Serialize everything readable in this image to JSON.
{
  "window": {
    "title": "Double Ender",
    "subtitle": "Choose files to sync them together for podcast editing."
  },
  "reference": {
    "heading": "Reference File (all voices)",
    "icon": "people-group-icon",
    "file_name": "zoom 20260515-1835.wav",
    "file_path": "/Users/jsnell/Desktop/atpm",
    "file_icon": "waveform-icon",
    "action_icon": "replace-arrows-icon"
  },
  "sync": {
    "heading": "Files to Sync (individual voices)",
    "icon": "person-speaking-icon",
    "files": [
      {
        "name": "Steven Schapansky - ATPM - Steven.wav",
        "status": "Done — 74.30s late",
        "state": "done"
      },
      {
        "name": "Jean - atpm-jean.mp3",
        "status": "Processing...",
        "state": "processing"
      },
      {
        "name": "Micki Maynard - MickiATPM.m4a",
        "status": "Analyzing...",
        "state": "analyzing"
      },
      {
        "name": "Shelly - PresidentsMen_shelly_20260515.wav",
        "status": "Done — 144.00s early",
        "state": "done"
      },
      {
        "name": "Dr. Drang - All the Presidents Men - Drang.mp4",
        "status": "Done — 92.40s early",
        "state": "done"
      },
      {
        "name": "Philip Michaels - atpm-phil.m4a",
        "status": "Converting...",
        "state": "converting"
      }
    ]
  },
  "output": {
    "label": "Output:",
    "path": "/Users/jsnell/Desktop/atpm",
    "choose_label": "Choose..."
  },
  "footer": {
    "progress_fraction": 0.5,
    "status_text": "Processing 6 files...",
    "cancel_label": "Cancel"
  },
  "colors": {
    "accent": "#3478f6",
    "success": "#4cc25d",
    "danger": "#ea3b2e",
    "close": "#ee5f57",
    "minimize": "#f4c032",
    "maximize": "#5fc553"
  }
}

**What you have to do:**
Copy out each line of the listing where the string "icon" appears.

**Solution for this task:**
    "icon": "people-group-icon",
    "file_icon": "waveform-icon",
    "action_icon": "replace-arrows-icon"
    "icon": "person-speaking-icon",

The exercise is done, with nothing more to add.